Work item: Please copy every line with the string "bridge" from the entries below.

Provided records:
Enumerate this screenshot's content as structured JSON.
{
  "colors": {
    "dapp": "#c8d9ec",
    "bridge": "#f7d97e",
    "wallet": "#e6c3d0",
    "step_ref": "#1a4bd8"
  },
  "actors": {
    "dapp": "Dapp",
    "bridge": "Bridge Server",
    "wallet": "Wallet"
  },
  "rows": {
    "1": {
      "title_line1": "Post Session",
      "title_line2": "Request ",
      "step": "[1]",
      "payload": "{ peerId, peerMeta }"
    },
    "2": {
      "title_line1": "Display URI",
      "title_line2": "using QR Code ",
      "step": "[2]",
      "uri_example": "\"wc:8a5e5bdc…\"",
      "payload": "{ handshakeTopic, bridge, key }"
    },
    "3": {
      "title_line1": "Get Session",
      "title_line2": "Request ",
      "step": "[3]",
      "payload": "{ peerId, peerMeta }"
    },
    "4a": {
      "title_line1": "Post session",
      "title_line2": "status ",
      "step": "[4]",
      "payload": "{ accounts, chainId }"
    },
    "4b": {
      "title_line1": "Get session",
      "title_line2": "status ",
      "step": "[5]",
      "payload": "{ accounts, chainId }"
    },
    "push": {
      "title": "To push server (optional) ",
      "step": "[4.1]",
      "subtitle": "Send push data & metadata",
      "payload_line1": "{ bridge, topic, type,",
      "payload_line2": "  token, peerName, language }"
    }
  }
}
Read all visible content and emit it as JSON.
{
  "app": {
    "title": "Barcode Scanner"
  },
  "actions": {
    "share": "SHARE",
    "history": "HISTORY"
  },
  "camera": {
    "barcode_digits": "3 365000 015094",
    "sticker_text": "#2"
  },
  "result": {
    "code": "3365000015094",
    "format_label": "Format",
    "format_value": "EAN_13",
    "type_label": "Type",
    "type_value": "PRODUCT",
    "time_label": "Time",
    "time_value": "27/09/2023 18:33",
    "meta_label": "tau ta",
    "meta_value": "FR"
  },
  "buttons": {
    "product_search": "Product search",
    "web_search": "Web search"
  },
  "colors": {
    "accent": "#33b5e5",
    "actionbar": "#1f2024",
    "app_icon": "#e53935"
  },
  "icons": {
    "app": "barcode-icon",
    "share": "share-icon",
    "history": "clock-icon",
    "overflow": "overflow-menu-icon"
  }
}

Exercise output:
    "bridge": "#f7d97e",
    "bridge": "Bridge Server",
      "payload": "{ handshakeTopic, bridge, key }"
      "payload_line1": "{ bridge, topic, type,",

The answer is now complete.